• [WORK TASK]:
Go through the listing and pick out each line with the word "digit" in it.

• [INFORMATION SUPPLIED]:

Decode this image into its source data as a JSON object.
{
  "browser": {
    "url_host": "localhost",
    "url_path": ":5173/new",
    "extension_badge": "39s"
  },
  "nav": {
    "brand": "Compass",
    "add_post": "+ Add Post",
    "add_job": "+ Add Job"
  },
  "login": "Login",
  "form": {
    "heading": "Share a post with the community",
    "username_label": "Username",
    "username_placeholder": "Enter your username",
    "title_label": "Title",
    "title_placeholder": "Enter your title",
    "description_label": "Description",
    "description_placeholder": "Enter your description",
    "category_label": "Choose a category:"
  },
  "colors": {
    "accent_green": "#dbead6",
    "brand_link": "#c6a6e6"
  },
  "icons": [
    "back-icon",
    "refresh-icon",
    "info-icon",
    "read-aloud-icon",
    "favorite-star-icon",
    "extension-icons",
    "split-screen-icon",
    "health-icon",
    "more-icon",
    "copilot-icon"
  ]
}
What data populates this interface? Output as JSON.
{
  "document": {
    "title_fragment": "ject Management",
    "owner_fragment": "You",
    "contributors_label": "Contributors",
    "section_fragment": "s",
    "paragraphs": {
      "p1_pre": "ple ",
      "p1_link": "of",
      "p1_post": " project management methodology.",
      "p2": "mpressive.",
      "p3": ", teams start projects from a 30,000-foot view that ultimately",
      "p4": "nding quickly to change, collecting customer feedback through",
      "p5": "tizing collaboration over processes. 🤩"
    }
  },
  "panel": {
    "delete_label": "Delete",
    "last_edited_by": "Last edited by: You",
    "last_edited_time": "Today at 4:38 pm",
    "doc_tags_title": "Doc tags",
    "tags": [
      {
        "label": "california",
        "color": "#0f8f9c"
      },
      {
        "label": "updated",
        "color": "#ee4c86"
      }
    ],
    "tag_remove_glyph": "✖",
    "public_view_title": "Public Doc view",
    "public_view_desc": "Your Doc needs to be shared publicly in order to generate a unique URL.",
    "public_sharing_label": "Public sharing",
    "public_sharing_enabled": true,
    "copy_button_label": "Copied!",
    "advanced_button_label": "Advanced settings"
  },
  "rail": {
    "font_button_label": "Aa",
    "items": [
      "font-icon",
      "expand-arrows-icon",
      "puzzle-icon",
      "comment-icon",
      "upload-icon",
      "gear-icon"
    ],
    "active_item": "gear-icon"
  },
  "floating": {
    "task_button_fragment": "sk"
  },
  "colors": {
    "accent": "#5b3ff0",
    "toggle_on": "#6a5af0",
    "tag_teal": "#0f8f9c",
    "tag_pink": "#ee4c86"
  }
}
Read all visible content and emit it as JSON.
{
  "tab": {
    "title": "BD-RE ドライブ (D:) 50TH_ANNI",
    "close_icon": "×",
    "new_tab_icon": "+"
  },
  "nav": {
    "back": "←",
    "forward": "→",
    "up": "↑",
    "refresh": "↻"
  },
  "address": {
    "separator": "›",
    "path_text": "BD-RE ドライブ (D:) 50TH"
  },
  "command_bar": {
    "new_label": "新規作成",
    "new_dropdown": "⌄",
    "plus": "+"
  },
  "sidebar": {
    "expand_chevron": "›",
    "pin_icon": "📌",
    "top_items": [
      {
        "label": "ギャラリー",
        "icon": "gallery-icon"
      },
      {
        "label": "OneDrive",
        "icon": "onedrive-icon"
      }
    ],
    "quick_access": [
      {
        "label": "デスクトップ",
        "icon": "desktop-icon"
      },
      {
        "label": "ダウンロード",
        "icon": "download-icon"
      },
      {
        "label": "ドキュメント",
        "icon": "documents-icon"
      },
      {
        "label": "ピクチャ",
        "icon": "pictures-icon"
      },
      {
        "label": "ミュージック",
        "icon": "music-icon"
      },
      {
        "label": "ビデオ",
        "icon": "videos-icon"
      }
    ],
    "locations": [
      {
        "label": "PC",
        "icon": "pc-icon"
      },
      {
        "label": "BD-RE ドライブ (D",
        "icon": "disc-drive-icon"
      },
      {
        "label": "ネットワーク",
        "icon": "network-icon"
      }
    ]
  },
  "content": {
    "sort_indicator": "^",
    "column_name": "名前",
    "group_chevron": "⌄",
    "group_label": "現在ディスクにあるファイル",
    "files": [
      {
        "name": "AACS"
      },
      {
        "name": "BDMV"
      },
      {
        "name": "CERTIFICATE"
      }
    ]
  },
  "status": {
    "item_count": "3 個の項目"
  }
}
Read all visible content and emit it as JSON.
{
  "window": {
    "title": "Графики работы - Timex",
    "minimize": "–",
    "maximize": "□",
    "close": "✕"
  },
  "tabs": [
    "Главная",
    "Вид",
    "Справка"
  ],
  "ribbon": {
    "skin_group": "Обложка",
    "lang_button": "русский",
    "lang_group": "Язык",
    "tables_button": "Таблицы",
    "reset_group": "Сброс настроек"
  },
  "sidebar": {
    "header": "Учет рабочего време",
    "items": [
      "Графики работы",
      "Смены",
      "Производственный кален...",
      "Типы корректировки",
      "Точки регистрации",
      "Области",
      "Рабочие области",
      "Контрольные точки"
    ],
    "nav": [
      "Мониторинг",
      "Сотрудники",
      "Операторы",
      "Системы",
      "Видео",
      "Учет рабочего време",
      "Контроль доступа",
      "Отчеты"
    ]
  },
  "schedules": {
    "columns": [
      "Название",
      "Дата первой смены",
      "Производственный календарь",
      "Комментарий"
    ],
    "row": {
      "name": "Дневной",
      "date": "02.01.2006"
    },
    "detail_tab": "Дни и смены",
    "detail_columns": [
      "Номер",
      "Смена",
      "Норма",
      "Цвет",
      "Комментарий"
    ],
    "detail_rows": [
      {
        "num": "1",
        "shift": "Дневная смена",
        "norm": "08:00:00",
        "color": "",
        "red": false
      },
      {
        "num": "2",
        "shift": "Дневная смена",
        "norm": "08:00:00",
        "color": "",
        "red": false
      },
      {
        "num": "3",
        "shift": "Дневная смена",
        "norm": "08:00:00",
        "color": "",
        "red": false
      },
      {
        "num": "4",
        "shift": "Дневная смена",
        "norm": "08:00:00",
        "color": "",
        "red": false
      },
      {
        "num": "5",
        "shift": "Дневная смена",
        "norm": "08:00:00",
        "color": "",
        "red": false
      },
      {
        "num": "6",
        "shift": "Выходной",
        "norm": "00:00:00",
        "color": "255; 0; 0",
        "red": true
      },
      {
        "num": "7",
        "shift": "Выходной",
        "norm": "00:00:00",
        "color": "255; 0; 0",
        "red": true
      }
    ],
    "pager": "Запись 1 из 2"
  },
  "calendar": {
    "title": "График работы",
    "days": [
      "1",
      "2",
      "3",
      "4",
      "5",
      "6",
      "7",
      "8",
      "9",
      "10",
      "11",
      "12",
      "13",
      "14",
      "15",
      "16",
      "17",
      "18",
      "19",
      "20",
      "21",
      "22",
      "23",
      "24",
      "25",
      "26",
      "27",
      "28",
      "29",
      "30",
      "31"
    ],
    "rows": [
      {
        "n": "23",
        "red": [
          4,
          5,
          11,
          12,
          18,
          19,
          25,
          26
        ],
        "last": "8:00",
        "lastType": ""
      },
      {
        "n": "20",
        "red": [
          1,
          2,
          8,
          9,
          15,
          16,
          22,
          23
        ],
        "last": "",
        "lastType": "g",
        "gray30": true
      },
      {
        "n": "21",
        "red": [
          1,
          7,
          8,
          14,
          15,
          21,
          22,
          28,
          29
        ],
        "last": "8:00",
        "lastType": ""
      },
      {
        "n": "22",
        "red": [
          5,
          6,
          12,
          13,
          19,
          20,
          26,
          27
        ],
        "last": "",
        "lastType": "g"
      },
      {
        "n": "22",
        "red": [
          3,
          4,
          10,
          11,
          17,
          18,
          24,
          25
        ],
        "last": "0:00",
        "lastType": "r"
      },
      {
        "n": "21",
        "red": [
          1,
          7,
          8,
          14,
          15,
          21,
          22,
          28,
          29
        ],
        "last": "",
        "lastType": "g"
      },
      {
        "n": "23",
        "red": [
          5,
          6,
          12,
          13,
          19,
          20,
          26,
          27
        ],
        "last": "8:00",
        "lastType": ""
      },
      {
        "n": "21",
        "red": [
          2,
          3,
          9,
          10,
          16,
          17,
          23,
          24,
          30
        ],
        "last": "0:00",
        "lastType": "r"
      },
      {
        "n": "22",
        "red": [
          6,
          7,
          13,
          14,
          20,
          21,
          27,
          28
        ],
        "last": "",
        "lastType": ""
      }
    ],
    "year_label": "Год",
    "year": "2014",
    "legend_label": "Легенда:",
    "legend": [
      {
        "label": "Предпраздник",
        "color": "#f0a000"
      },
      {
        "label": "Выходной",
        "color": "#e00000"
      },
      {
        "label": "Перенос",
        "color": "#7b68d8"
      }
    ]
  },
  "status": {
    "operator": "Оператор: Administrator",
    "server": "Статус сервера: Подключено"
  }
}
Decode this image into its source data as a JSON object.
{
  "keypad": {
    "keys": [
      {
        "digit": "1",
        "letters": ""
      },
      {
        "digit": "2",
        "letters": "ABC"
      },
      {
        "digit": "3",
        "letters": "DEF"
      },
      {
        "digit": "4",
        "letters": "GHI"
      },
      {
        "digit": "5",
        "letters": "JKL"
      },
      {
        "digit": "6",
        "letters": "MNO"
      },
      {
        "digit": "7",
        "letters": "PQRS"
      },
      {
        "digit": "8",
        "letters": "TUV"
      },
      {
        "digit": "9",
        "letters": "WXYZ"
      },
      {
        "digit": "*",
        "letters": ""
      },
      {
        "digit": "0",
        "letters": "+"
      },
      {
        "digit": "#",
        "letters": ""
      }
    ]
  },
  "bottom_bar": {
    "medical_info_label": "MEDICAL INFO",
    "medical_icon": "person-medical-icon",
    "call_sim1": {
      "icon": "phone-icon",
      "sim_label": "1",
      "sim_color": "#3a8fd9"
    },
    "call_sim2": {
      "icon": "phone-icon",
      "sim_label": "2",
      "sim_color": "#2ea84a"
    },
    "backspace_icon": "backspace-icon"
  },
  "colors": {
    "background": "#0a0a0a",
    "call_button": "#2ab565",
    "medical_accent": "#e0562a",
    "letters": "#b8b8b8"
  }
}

• [WRITTEN RESPONSE]:
        "digit": "1",
        "digit": "2",
        "digit": "3",
        "digit": "4",
        "digit": "5",
        "digit": "6",
        "digit": "7",
        "digit": "8",
        "digit": "9",
        "digit": "*",
        "digit": "0",
        "digit": "#",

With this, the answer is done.